This legislative session, state lawmakers on both sides of the aisle have voted to expand the state’s medical marijuana program to include smokable forms of the plant, which are cheaper and more popular than the oil-based products that are currently available.
The push to legalize the recreational use of the drug is much more controversial. The stiffest opposition to the legalization effort comes from the state’s law enforcement community.
Executive Director of the Louisiana Sheriffs’ Association Michael Ranatza, selectively citing a 2018 report by the Colorado Division of Criminal Justice, said recreational marijuana would increase traffic fatalities, organized crime and teen suicide.
“Is $100 million worth the death of my child, my grandchild?” Ranatza said during his impassioned testimony.
A recent multi-state statistical analysis by the Cato Institute, a conservative think tank, found the legalization of recreational marijuana had no significant positive or negative effect on crime, traffic fatalities or suicide rates.
Loren Lampert, head of the Louisiana District Attorneys Association, took a different approach in opposing the bill. He conceded that the legalization of recreational marijuana is coming, but said the state should take two to three years to study the topic before taking action.
Lampert argued that legalizing marijuana would spur an increase in cartel-related crime by allowing traffickers to divert legally grown marijuana to states where it is still prohibited.
Nelson questioned the validity of that argument.
“I would say there is no better way to hurt the cartels than to take away the hundreds of millions of dollars they get every year from selling marijuana,” Nelson said. “We’ll take the money from them and we’ll give it to our police and we’ll give it to our schools and we’ll give it to our roads.”
Nelson revised his bill in committee to remove language that would have allowed voters to legalize marijuana by a popular vote parish-by-parish. State lawmakers used this patchwork approach to legalize sports betting last year and daily fantasy sports contests in 2018.
“These are tough decisions, that’s why people send us here — to make tough decisions,” Nelson said. “If we can just punt to the people, why are we here?”
But Nelson also had a practical reason for removing that provision. To call for a statewide referendum, Nelson would have had to propose an amendment to the state’s constitution, which requires the approval of two-thirds of both chambers of the legislature. In its current form, the legislation would only need the approval of a simple majority of the House and Senate.
HB440, the partner legislation that outlines the licensing and tax structure for the would-be industry, still needs two-thirds approval of the legislature.
Rep. Scott McKnight was one of the Republicans who crossed party lines to vote for the bill, though he did so with reservations.
McKnight said he recognized the concerns of the law enforcement community, but he also recognized the overwhelming popularity of the legalization effort. He cited a recent poll by JMC Analytics, which found that 67 percent of Louisianans — and an even larger percentage of Baton Rouge-area residents — favor legalizing marijuana for medical and recreational use.

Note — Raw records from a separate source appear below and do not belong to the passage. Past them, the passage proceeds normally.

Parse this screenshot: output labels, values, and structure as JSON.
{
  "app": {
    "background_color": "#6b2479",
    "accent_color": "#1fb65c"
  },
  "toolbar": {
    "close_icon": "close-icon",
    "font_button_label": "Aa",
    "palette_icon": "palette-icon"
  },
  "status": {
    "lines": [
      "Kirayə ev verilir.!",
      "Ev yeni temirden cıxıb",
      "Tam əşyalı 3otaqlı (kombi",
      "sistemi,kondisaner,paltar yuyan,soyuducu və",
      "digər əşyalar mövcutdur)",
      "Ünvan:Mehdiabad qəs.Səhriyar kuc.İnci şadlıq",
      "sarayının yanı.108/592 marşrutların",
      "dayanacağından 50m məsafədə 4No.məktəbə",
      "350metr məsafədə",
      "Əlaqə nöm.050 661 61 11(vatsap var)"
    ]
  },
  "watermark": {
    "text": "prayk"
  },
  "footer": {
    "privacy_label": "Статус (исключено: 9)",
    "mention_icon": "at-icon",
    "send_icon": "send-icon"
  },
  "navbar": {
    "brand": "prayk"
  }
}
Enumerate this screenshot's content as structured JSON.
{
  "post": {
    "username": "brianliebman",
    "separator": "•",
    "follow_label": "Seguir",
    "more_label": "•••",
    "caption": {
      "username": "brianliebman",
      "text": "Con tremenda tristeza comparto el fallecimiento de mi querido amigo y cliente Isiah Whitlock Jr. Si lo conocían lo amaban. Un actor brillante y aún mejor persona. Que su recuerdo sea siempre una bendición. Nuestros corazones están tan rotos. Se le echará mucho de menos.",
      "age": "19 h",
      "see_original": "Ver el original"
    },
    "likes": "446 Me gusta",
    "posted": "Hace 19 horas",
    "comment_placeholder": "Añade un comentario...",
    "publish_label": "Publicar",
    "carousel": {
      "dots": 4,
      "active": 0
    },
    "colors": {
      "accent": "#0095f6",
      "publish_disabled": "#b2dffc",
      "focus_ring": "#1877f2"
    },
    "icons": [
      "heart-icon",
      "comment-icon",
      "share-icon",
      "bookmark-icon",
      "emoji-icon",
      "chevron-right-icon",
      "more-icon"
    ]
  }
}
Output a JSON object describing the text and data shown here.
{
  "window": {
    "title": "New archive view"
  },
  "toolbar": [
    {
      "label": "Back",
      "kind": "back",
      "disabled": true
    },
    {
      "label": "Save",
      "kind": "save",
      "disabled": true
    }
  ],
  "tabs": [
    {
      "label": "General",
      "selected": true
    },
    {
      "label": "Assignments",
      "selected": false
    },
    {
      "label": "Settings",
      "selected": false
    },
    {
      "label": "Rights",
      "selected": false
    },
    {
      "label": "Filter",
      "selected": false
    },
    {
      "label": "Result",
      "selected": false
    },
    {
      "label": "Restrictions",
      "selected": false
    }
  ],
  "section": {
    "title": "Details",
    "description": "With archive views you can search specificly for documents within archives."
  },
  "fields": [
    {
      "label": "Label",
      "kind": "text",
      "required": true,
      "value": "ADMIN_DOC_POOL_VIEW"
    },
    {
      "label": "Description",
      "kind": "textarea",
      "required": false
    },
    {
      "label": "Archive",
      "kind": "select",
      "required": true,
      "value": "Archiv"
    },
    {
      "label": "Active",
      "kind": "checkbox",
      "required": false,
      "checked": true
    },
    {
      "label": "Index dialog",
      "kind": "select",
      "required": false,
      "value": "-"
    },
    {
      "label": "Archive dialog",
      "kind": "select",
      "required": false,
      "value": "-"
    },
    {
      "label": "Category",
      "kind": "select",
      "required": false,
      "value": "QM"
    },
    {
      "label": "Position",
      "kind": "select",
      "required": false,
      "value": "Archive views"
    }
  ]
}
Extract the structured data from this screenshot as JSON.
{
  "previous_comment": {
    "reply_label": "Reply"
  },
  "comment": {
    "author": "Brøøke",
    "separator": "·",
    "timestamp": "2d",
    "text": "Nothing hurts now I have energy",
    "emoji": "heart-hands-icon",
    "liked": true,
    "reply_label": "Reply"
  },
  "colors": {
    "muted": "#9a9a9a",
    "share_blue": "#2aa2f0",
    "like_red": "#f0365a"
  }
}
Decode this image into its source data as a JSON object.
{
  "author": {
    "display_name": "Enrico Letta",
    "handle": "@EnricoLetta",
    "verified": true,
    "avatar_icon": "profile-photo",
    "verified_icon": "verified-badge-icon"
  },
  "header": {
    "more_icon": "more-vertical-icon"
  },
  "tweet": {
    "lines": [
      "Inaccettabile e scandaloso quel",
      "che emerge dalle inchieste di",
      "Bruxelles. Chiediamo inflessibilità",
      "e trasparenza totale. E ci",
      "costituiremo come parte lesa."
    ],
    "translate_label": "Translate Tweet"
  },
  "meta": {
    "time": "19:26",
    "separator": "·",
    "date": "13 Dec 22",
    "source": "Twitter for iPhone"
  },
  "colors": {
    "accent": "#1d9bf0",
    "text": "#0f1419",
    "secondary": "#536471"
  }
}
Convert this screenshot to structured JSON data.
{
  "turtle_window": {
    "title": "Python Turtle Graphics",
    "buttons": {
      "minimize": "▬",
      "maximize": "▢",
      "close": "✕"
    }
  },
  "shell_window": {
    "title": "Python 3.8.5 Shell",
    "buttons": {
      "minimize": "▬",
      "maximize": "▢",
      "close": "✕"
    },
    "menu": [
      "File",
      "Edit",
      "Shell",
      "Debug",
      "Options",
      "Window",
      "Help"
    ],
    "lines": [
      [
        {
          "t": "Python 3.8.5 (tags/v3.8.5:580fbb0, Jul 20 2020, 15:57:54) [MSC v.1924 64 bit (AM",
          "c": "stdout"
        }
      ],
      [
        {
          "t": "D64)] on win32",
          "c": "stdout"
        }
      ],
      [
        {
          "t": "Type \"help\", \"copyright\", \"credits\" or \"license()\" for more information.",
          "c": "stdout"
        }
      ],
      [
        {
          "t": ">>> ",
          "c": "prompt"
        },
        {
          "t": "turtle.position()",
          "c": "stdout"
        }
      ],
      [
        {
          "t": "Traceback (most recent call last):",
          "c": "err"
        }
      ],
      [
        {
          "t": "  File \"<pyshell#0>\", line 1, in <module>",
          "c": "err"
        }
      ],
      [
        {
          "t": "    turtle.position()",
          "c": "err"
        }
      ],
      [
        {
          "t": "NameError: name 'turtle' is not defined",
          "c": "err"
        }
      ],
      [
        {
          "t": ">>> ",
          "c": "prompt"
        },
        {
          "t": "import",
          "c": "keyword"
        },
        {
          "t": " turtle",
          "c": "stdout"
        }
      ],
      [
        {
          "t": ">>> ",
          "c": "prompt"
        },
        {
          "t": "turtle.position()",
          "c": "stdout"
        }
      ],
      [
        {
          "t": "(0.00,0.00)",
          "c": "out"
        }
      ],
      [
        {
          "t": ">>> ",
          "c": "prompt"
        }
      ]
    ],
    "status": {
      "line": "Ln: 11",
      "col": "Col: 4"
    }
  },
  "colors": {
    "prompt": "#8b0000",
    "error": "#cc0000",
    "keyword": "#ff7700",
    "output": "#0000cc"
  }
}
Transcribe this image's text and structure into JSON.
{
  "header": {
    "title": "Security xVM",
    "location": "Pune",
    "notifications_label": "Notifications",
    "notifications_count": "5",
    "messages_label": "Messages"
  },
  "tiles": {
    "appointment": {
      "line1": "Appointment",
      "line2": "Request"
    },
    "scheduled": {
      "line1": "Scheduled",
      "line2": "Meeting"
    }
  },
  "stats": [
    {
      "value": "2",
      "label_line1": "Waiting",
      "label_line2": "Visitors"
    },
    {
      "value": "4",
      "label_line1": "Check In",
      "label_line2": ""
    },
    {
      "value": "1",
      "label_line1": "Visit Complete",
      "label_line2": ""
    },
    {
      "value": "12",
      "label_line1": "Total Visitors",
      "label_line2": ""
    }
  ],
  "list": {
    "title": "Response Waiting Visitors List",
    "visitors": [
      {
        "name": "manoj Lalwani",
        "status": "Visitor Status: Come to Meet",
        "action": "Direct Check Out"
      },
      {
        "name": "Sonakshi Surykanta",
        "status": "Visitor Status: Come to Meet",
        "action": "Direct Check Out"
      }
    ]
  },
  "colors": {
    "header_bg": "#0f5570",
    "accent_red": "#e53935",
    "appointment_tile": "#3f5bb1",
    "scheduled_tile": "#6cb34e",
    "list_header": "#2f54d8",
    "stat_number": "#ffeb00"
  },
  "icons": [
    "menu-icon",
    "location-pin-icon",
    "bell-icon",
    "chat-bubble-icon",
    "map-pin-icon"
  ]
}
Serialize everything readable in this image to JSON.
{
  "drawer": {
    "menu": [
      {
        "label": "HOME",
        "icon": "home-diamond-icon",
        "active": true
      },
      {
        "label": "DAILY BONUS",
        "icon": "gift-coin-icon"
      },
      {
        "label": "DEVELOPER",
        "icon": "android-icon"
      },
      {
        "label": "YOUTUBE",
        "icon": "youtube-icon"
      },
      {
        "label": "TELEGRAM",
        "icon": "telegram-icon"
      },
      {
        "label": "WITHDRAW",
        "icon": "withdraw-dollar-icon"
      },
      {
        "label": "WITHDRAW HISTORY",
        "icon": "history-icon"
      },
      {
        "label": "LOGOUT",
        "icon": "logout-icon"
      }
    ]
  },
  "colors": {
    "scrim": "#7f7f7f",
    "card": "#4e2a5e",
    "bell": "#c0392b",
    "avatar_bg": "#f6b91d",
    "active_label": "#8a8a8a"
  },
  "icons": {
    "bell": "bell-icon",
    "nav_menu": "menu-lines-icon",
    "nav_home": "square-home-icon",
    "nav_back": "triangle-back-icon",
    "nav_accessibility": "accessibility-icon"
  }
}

He said the bill was an unfinished product, but worthy of further discussion and debate.
When asked Tuesday afternoon if he would sign the bill, Gov. John Bel Edwards said he “had great interest in the bill” but he would reserve judgment until it cleared the legislature.
Edwards has previously said he would oppose legalizing recreational marijuana in Louisiana. The second-term Democrat comes from a law enforcement family and secured the endorsement of the Louisiana Sheriffs’ Association in both of his gubernatorial campaigns.